Task directions → Which lines in the records below contain the word "placeholder"? Copy each of them.

Start of Listed entries

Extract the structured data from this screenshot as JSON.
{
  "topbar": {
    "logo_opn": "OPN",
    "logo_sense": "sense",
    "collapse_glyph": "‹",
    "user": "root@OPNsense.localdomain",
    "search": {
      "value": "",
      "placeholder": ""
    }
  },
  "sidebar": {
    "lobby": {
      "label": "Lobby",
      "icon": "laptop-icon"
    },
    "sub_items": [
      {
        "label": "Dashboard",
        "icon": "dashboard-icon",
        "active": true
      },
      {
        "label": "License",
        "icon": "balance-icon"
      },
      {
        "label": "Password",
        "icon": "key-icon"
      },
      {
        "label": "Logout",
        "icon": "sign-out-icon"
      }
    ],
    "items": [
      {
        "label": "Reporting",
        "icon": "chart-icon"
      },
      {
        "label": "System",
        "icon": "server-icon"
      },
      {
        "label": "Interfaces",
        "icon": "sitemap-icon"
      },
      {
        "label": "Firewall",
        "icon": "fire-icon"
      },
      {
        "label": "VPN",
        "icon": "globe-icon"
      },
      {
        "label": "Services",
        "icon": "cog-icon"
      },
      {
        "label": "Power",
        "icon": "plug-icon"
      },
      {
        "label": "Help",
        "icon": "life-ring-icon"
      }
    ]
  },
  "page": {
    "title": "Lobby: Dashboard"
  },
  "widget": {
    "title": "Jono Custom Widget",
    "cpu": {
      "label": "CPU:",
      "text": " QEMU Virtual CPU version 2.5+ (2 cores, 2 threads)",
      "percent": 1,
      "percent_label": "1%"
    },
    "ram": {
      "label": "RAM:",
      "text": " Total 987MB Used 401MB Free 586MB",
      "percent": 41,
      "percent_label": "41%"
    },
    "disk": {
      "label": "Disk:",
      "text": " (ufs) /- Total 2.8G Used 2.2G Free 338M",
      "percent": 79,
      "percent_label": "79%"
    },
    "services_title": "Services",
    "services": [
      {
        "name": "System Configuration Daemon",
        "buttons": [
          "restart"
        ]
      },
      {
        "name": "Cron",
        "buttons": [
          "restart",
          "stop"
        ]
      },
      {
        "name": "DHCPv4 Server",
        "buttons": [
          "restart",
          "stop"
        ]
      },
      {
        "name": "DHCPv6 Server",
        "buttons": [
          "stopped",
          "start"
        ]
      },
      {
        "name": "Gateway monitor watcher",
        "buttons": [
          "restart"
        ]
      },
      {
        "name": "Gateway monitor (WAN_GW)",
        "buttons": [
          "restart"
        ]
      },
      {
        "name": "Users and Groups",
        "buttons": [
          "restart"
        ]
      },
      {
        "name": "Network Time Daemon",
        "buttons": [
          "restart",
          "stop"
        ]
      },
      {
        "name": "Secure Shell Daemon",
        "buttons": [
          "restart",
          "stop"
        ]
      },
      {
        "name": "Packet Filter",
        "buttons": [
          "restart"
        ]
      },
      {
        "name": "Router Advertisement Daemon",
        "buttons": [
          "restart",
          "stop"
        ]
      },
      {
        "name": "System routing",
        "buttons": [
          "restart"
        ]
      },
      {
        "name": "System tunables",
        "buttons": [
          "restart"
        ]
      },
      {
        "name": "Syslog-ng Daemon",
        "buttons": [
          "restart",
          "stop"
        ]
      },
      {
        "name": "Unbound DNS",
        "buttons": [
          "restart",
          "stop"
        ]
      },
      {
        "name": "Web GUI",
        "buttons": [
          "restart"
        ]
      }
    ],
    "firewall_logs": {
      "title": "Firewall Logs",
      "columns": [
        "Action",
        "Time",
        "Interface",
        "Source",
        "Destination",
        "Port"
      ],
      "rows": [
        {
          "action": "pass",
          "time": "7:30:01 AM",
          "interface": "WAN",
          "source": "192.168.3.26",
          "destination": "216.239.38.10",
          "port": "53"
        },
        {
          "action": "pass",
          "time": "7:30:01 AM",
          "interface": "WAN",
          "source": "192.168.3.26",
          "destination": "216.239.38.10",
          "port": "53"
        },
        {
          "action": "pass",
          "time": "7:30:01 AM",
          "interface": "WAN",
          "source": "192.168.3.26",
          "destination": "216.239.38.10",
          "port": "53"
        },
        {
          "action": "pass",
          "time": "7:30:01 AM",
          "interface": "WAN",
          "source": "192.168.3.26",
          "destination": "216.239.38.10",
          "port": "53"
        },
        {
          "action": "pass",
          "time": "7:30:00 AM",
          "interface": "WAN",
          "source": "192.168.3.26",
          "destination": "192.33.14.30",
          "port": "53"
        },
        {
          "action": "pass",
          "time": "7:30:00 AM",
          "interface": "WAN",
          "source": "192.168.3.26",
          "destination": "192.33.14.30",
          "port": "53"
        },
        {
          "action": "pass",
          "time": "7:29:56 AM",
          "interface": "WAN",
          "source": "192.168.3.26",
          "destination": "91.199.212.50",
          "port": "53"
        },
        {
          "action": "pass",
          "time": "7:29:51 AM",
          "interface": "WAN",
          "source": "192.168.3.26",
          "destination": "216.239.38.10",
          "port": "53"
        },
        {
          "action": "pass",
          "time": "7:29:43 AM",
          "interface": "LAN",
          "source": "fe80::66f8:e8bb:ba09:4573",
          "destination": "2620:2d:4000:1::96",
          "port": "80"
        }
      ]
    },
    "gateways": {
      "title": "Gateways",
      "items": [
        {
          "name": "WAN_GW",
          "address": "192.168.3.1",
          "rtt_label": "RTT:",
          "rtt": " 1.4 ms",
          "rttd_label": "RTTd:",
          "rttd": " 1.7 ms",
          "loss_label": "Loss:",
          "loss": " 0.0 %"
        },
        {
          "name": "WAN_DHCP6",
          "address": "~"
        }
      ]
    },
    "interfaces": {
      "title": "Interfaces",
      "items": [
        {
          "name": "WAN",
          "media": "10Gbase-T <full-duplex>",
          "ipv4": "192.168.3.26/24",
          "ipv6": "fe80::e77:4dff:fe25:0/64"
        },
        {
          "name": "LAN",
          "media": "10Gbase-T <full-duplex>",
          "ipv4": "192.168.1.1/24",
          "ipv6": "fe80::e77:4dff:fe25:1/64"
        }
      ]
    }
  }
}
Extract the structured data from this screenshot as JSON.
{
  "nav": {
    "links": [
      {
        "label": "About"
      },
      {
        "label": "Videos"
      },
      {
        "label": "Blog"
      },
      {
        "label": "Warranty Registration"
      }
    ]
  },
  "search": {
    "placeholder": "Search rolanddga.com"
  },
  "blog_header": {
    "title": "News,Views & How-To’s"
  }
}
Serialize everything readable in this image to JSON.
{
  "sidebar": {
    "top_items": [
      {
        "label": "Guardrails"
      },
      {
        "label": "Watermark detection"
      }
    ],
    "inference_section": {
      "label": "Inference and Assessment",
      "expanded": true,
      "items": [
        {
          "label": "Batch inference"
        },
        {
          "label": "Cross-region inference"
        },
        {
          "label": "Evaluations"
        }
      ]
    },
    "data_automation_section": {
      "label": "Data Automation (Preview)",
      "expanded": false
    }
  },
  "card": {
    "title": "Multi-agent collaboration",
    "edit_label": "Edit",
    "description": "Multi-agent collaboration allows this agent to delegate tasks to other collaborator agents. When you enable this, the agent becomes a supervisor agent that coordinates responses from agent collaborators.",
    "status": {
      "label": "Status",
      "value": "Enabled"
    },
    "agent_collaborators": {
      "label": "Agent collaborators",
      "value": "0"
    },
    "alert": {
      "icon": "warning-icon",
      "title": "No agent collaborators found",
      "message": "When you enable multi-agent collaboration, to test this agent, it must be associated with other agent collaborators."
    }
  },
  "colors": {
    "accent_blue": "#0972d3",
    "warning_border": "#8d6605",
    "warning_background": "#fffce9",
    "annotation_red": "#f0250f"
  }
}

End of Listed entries

Output for this exercise →
      "placeholder": ""
    "placeholder": "Search rolanddga.com"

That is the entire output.